IN a fast modernizing world it has come to be increasingly recognized that human capital plays a more important role than material resources in the progress of a nation. Japan and Korea are prime examples of this phenomenon. In the last five decades, on the basis of better education and training they have gone ahead of other nations which command far more natural endowments. It is the consensus of opinion among experts that talent, not capital, will be the key factor linking innovation, competitiveness and growth in the 21st century. They describe the process as the ' global talent value chain' which is monitored by the World Economic Forum. WEF publishes an annual report titled Human Capital Index which makes a comparative study of how various nations develop and leverage their human capital resources.
The Human Capital Index ranks 124 countries on how well they are developing and deploying their human capital, focusing on education, skills and employment. This Index also provides comprehensive information on the talent base in each country, including information on education levels of the employed, unemployed and the inactive members of the population as well as the specific qualifications of the latest entrants to the workforce. The Human Capital Index presents country rankings that allow for effective comparisons across regions and income groups.
Finland tops the rankings of the Human Capital Index in 2015, scoring 86% out of a possible 100. Norway (2), Switzerland (3), Canada (4) and Japan (5) make up the rest of the top five. They are among a group of only 14 nations that have crossed the 80% threshold. Among other advanced economies, France is in 14th position, while the United States is in 17th position, scoring just under 80%. The United Kingdom holds the 19th spot and Germany 22nd. Among the BRICS, the Russian Federation (26) scores highest with a score of 78%, with China next at 64. The results for Asia and Pacific, the world's most populous region, lie mostly in the mid-range of the Human Capital Index 2015. India at the 100th rank is among other poor performers such as Nepal and Myanmar. Best performing countries in Asia and the Pacific region are Japan rank 5, New Zealand at 9, and Australia at 13. China and Indonesia come in the middle range of the index ranking 64 and 69, respectively.
Pakistan ranks at 113 out of 124 countries in the Human Capital Index. It scores lowest in Asia and Pacific and among the lowest in middle income countries. Pakistan ranks at the bottom of the region as a result of its poor performance on educational outcomes. Pakistan slipped one spot on the Human Capital Report 2014-15 to 113, and stays just out of the 10 worst countries in the 124- country survey. The major weaknesses in the case of Pakistan include the lack of social safety nets, and informal employment.

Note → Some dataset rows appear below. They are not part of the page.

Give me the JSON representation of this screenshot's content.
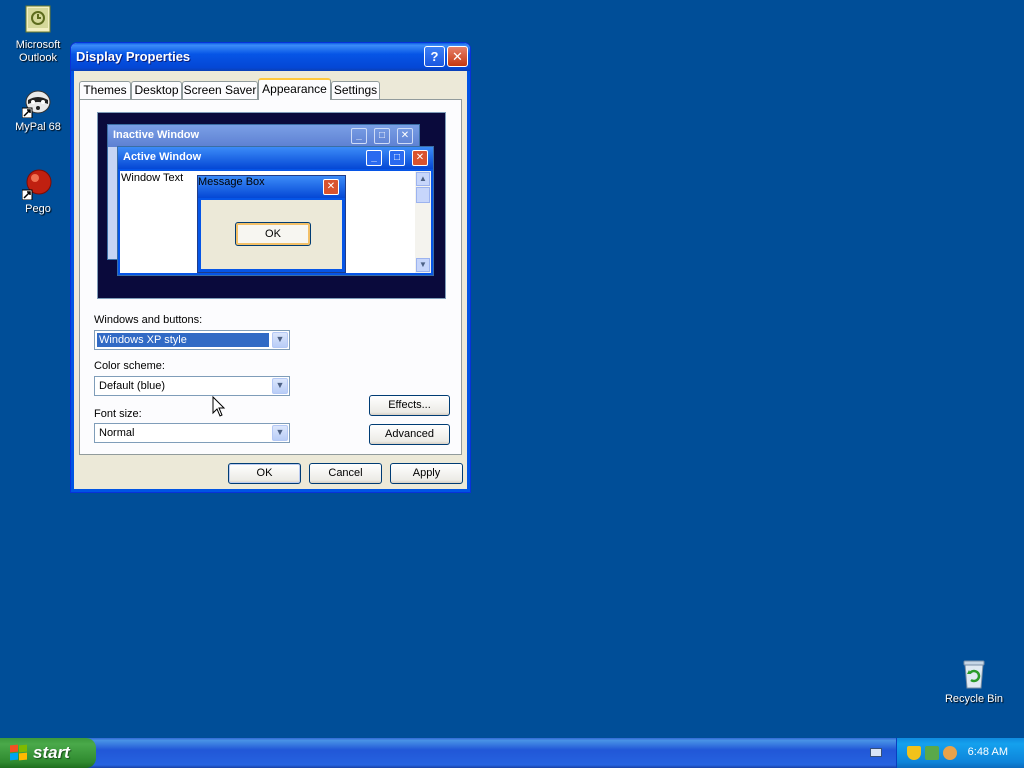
{
  "desktop": {
    "icons": [
      {
        "label_line1": "Microsoft",
        "label_line2": "Outlook"
      },
      {
        "label_line1": "MyPal 68",
        "label_line2": ""
      },
      {
        "label_line1": "Pego",
        "label_line2": ""
      },
      {
        "label_line1": "Recycle Bin",
        "label_line2": ""
      }
    ]
  },
  "window": {
    "title": "Display Properties",
    "help_label": "?",
    "close_label": "✕",
    "tabs": [
      {
        "label": "Themes",
        "active": false
      },
      {
        "label": "Desktop",
        "active": false
      },
      {
        "label": "Screen Saver",
        "active": false
      },
      {
        "label": "Appearance",
        "active": true
      },
      {
        "label": "Settings",
        "active": false
      }
    ],
    "preview": {
      "inactive_title": "Inactive Window",
      "active_title": "Active Window",
      "window_text": "Window Text",
      "msgbox_title": "Message Box",
      "msgbox_ok": "OK"
    },
    "windows_buttons": {
      "label": "Windows and buttons:",
      "value": "Windows XP style"
    },
    "color_scheme": {
      "label": "Color scheme:",
      "value": "Default (blue)"
    },
    "font_size": {
      "label": "Font size:",
      "value": "Normal"
    },
    "effects_label": "Effects...",
    "advanced_label": "Advanced",
    "ok_label": "OK",
    "cancel_label": "Cancel",
    "apply_label": "Apply"
  },
  "taskbar": {
    "start_label": "start",
    "clock": "6:48 AM"
  },
  "colors": {
    "desktop": "#004e98",
    "titlebar": "#0447d5",
    "start": "#3c9a3c",
    "tray": "#0e84da",
    "active_tab_accent": "#ffc83c"
  }
}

With only two percent spending on the education system, Pakistan has miserably failed to develop its human capital.
The Human Capital Index seeks to serve as a tool for capturing the complexity of education and workforce dynamics so that various stakeholders are able to take better-informed decisions. Because human capital is critical not only to the productivity of society but also the functioning of its political, social and civic institutions, understanding its current state and capacity is valuable to a wide variety of stakeholders. In pointing to the education and employment outcome gaps, demographic trends and untapped talent pools, the Report's authors hope that they can help governments, businesses, education providers and civil society institutions identify key areas for focus and investment. We in Pakistan specially need to draw the right lessons from the Report and take necessary steps to develop and groom our unutilized human capital.